Input for this task =>
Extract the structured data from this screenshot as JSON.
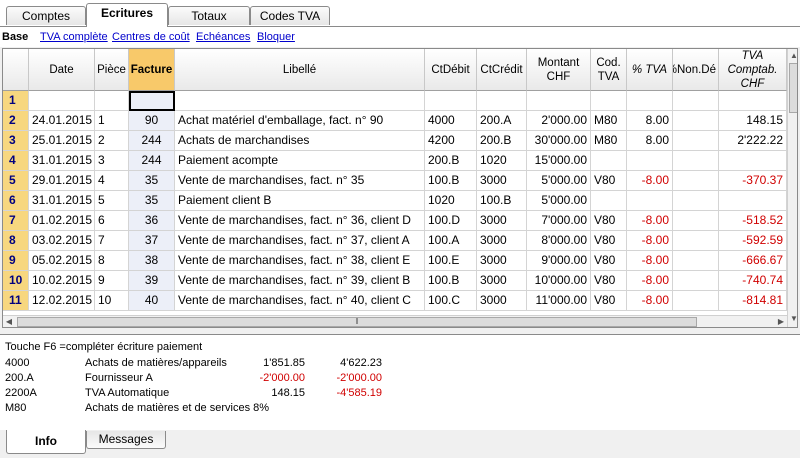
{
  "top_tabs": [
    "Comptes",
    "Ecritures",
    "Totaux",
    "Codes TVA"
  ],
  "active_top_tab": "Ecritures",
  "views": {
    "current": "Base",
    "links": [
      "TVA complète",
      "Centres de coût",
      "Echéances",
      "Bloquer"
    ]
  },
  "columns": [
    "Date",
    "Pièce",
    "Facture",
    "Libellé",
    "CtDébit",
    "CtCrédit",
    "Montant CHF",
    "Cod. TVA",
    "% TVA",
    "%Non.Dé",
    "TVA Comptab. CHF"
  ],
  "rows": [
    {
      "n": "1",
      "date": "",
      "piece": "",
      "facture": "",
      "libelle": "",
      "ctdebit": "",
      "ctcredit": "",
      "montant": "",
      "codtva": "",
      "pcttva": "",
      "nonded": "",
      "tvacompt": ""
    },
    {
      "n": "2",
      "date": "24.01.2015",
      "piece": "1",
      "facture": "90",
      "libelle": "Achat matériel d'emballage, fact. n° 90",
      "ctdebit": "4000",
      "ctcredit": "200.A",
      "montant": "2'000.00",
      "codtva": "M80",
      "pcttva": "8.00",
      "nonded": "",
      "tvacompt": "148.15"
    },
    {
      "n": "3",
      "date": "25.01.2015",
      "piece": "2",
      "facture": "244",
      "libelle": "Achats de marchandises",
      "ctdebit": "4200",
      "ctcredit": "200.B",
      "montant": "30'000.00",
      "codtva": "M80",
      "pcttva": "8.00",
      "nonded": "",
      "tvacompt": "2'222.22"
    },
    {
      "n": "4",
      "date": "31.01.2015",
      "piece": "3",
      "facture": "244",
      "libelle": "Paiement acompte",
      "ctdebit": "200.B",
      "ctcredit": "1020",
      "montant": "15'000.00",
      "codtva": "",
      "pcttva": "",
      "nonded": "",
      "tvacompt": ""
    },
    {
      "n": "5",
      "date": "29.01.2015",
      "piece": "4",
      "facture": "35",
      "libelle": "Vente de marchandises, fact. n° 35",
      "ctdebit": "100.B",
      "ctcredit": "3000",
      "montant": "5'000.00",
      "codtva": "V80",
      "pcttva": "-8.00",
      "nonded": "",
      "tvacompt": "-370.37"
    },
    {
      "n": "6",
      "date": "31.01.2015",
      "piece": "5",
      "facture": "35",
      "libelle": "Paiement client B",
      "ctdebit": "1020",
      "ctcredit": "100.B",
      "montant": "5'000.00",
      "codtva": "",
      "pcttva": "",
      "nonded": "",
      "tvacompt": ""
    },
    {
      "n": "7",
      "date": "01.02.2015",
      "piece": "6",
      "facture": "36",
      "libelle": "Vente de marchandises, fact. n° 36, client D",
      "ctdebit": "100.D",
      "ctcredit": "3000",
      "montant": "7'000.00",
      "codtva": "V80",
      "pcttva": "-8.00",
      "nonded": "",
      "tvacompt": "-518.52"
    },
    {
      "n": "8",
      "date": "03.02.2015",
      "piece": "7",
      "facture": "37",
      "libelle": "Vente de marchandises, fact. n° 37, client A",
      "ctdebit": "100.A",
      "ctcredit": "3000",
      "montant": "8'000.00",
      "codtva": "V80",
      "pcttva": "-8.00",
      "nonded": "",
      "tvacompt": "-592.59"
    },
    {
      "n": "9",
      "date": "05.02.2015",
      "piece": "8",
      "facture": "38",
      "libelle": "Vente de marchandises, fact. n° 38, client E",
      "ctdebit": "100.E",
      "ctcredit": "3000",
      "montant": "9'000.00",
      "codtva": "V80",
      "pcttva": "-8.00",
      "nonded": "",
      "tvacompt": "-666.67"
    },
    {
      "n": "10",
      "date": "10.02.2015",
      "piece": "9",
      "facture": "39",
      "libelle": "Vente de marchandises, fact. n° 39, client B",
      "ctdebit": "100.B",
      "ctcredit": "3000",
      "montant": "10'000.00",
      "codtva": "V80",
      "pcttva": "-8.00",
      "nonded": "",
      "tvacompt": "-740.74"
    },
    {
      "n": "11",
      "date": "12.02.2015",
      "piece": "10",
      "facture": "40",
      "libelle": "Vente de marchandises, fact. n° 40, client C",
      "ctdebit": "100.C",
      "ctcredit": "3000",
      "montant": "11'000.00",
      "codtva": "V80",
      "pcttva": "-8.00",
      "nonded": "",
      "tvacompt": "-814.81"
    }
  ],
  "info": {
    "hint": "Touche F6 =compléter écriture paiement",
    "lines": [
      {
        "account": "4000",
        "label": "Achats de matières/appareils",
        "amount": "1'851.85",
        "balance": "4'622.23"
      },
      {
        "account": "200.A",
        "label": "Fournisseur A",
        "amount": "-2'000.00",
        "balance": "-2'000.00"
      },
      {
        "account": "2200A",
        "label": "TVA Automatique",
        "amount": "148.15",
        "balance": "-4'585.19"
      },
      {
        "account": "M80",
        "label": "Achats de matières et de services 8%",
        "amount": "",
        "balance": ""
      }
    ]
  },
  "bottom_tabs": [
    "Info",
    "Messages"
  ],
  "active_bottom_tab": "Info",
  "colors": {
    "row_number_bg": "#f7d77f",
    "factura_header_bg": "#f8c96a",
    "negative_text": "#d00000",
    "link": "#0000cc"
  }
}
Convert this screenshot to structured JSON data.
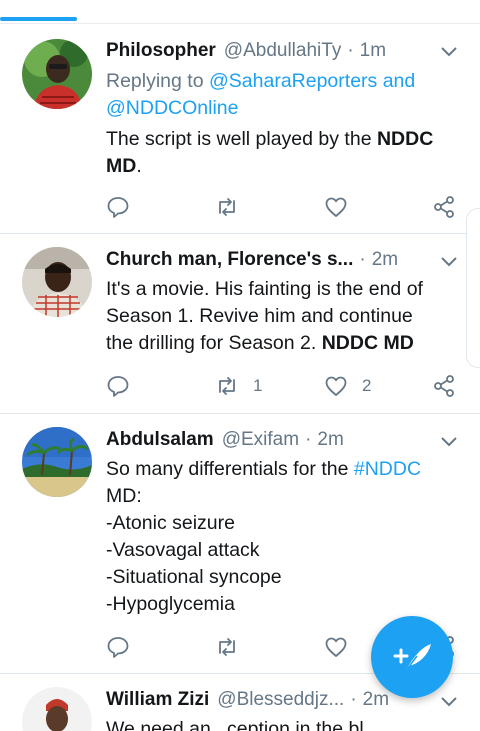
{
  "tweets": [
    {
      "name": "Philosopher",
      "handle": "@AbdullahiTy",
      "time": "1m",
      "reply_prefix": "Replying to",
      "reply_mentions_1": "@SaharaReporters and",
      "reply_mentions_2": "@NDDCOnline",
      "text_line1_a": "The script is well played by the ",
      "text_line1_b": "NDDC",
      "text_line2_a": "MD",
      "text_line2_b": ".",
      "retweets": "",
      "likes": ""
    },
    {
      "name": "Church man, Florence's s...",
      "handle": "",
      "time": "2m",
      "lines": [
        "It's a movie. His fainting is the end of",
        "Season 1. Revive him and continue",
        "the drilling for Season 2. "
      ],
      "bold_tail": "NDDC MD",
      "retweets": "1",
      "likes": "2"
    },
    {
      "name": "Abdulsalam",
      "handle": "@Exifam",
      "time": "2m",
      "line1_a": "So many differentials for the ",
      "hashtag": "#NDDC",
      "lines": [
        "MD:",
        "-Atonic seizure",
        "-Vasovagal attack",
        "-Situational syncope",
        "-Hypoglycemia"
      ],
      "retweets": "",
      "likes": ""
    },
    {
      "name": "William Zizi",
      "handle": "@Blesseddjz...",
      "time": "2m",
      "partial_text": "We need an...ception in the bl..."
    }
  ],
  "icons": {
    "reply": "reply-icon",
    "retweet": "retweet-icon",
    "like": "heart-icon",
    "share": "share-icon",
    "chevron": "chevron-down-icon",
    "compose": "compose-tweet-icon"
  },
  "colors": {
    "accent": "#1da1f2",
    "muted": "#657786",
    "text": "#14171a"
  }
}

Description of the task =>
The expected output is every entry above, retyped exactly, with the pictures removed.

Response =>
Extract the structured data from this screenshot as JSON.
{
  "top_tabs": [
    "Comptes",
    "Ecritures",
    "Totaux",
    "Codes TVA"
  ],
  "active_top_tab": "Ecritures",
  "views": {
    "current": "Base",
    "links": [
      "TVA complète",
      "Centres de coût",
      "Echéances",
      "Bloquer"
    ]
  },
  "columns": [
    "Date",
    "Pièce",
    "Facture",
    "Libellé",
    "CtDébit",
    "CtCrédit",
    "Montant CHF",
    "Cod. TVA",
    "% TVA",
    "%Non.Dé",
    "TVA Comptab. CHF"
  ],
  "rows": [
    {
      "n": "1",
      "date": "",
      "piece": "",
      "facture": "",
      "libelle": "",
      "ctdebit": "",
      "ctcredit": "",
      "montant": "",
      "codtva": "",
      "pcttva": "",
      "nonded": "",
      "tvacompt": ""
    },
    {
      "n": "2",
      "date": "24.01.2015",
      "piece": "1",
      "facture": "90",
      "libelle": "Achat matériel d'emballage, fact. n° 90",
      "ctdebit": "4000",
      "ctcredit": "200.A",
      "montant": "2'000.00",
      "codtva": "M80",
      "pcttva": "8.00",
      "nonded": "",
      "tvacompt": "148.15"
    },
    {
      "n": "3",
      "date": "25.01.2015",
      "piece": "2",
      "facture": "244",
      "libelle": "Achats de marchandises",
      "ctdebit": "4200",
      "ctcredit": "200.B",
      "montant": "30'000.00",
      "codtva": "M80",
      "pcttva": "8.00",
      "nonded": "",
      "tvacompt": "2'222.22"
    },
    {
      "n": "4",
      "date": "31.01.2015",
      "piece": "3",
      "facture": "244",
      "libelle": "Paiement acompte",
      "ctdebit": "200.B",
      "ctcredit": "1020",
      "montant": "15'000.00",
      "codtva": "",
      "pcttva": "",
      "nonded": "",
      "tvacompt": ""
    },
    {
      "n": "5",
      "date": "29.01.2015",
      "piece": "4",
      "facture": "35",
      "libelle": "Vente de marchandises, fact. n° 35",
      "ctdebit": "100.B",
      "ctcredit": "3000",
      "montant": "5'000.00",
      "codtva": "V80",
      "pcttva": "-8.00",
      "nonded": "",
      "tvacompt": "-370.37"
    },
    {
      "n": "6",
      "date": "31.01.2015",
      "piece": "5",
      "facture": "35",
      "libelle": "Paiement client B",
      "ctdebit": "1020",
      "ctcredit": "100.B",
      "montant": "5'000.00",
      "codtva": "",
      "pcttva": "",
      "nonded": "",
      "tvacompt": ""
    },
    {
      "n": "7",
      "date": "01.02.2015",
      "piece": "6",
      "facture": "36",
      "libelle": "Vente de marchandises, fact. n° 36, client D",
      "ctdebit": "100.D",
      "ctcredit": "3000",
      "montant": "7'000.00",
      "codtva": "V80",
      "pcttva": "-8.00",
      "nonded": "",
      "tvacompt": "-518.52"
    },
    {
      "n": "8",
      "date": "03.02.2015",
      "piece": "7",
      "facture": "37",
      "libelle": "Vente de marchandises, fact. n° 37, client A",
      "ctdebit": "100.A",
      "ctcredit": "3000",
      "montant": "8'000.00",
      "codtva": "V80",
      "pcttva": "-8.00",
      "nonded": "",
      "tvacompt": "-592.59"
    },
    {
      "n": "9",
      "date": "05.02.2015",
      "piece": "8",
      "facture": "38",
      "libelle": "Vente de marchandises, fact. n° 38, client E",
      "ctdebit": "100.E",
      "ctcredit": "3000",
      "montant": "9'000.00",
      "codtva": "V80",
      "pcttva": "-8.00",
      "nonded": "",
      "tvacompt": "-666.67"
    },
    {
      "n": "10",
      "date": "10.02.2015",
      "piece": "9",
      "facture": "39",
      "libelle": "Vente de marchandises, fact. n° 39, client B",
      "ctdebit": "100.B",
      "ctcredit": "3000",
      "montant": "10'000.00",
      "codtva": "V80",
      "pcttva": "-8.00",
      "nonded": "",
      "tvacompt": "-740.74"
    },
    {
      "n": "11",
      "date": "12.02.2015",
      "piece": "10",
      "facture": "40",
      "libelle": "Vente de marchandises, fact. n° 40, client C",
      "ctdebit": "100.C",
      "ctcredit": "3000",
      "montant": "11'000.00",
      "codtva": "V80",
      "pcttva": "-8.00",
      "nonded": "",
      "tvacompt": "-814.81"
    }
  ],
  "info": {
    "hint": "Touche F6 =compléter écriture paiement",
    "lines": [
      {
        "account": "4000",
        "label": "Achats de matières/appareils",
        "amount": "1'851.85",
        "balance": "4'622.23"
      },
      {
        "account": "200.A",
        "label": "Fournisseur A",
        "amount": "-2'000.00",
        "balance": "-2'000.00"
      },
      {
        "account": "2200A",
        "label": "TVA Automatique",
        "amount": "148.15",
        "balance": "-4'585.19"
      },
      {
        "account": "M80",
        "label": "Achats de matières et de services 8%",
        "amount": "",
        "balance": ""
      }
    ]
  },
  "bottom_tabs": [
    "Info",
    "Messages"
  ],
  "active_bottom_tab": "Info",
  "colors": {
    "row_number_bg": "#f7d77f",
    "factura_header_bg": "#f8c96a",
    "negative_text": "#d00000",
    "link": "#0000cc"
  }
}
Convert this screenshot to structured JSON data.
{
  "tweets": [
    {
      "name": "Philosopher",
      "handle": "@AbdullahiTy",
      "time": "1m",
      "reply_prefix": "Replying to",
      "reply_mentions_1": "@SaharaReporters and",
      "reply_mentions_2": "@NDDCOnline",
      "text_line1_a": "The script is well played by the ",
      "text_line1_b": "NDDC",
      "text_line2_a": "MD",
      "text_line2_b": ".",
      "retweets": "",
      "likes": ""
    },
    {
      "name": "Church man, Florence's s...",
      "handle": "",
      "time": "2m",
      "lines": [
        "It's a movie. His fainting is the end of",
        "Season 1. Revive him and continue",
        "the drilling for Season 2. "
      ],
      "bold_tail": "NDDC MD",
      "retweets": "1",
      "likes": "2"
    },
    {
      "name": "Abdulsalam",
      "handle": "@Exifam",
      "time": "2m",
      "line1_a": "So many differentials for the ",
      "hashtag": "#NDDC",
      "lines": [
        "MD:",
        "-Atonic seizure",
        "-Vasovagal attack",
        "-Situational syncope",
        "-Hypoglycemia"
      ],
      "retweets": "",
      "likes": ""
    },
    {
      "name": "William Zizi",
      "handle": "@Blesseddjz...",
      "time": "2m",
      "partial_text": "We need an...ception in the bl..."
    }
  ],
  "icons": {
    "reply": "reply-icon",
    "retweet": "retweet-icon",
    "like": "heart-icon",
    "share": "share-icon",
    "chevron": "chevron-down-icon",
    "compose": "compose-tweet-icon"
  },
  "colors": {
    "accent": "#1da1f2",
    "muted": "#657786",
    "text": "#14171a"
  }
}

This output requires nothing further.